The disproportionate media coverage of global atrocities is primarily driven by an “us” versus “them” mentality.
Ethan Chan, Senior Staff Writer
BREAKING NEWS: The information you’re currently consuming is selected with a singular motive. The consequences of this selection involve prioritizing certain stories while disregarding others, all in the pursuit of financial gain for prosperous corporations and even wealthier CEOs. While this news may align with Western values, it becomes fragmented and disjointed when addressing atrocities in the Global South. This discrepancy is evident in the coverage of events like the Ukraine–Russia War and the Israel–Palestine War. According to The New Humanitarian, the coverage of the Ukraine–Russia conflict emphasizes Ukrainian heroism and the defense of democracy. In contrast, the coverage of the Israeli–Palestine conflict is notably limited due to a lack of comprehensive information. How is it possible to lack information in our digital age?
Although other theories suggest that Western atrocities receive more attention than those from the Global South due to differences in race or wealth, I propose a simpler explanation. Disproportionate media coverage of atrocities in the West, as compared to the Global South, can be attributed to the prevailing “us” versus “them” mentality. This disproportionality exists because we in the West tend to view anyone outside our realm as “different” from us. Discrimination, whether based on financial, racial, gender, religious, or any other factors, ultimately stems from the irrational notion that “we” are superior to “them.”
For instance, The New Humanitarian highlights some stark differences in Western media coverage. While both Ukraine and Israel-Palestine are embroiled in conflicts, Ukraine is celebrated as a heroic democratic state deserving of praise, whereas the Israel-Palestine conflict can be portrayed as terrorism, and its refugees are sometimes unfairly characterized as uncivilized compared to those from Ukraine. This discrepancy reveals a clear racial bias, as Western media employs subtly prejudiced undertones to distinguish between victims of war, ultimately positioning the West as the “us” group, with all Westerners developing a sense of nationalism or belonging to the same group.

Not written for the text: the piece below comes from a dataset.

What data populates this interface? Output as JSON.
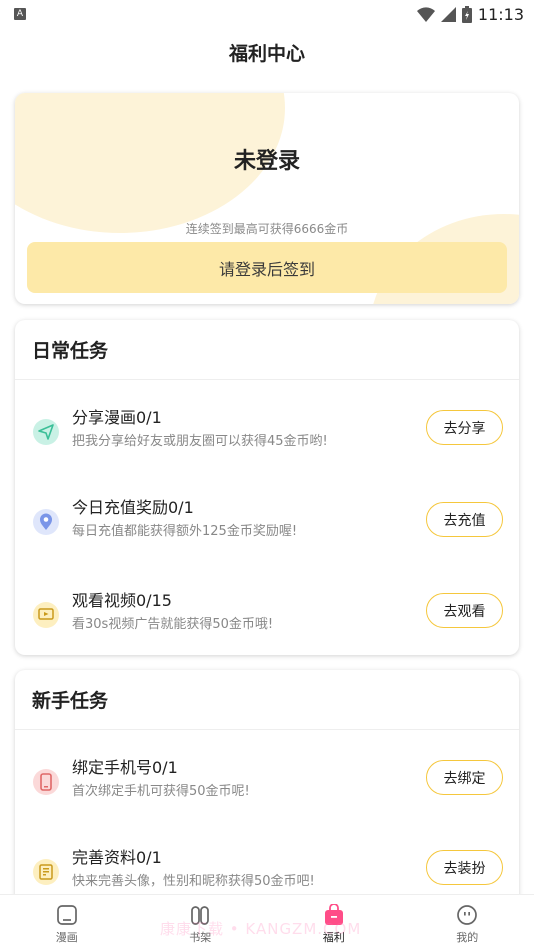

According to journalist Reema Saleh, objectivity is highly challenging when media outlets face financial pressures from multinational corporations like CNN. Here, the term “CNN Effect” takes shape. The “CNN Effect” stems from the media network CNN – a global news outlet that pushes news stories to everyone at any time. While 24/7 news access looks good on the surface, it comes with various cases of selective reporting, inevitably creating a lack of accountability due to the potential of poorer television ratings and incomplete information. Ultimately, who decides what is most important? The “us” group – the Western conglomerate media outlets and the viewers who tune in.
There is no point in promoting the news if it means you single out specific stories. While I understand economic pressures, timelines, and the sheer volume of news present substantial challenges, I believe equal coverage is an attainable standard. In other words, the idea of an “us” and “them” group is stupid; we are all human and face problems. If there are major global conflicts, let us discuss them equally because human lives are at stake. Although I know I will never convince a media company to cover all news equally, balanced reporting that ensures all parties have a voice in fostering a more nuanced understanding of global issues is critical to removing the media’s disproportionate coverage of atrocities. Through this, we move closer to equality and cultural acceptance with every story shared.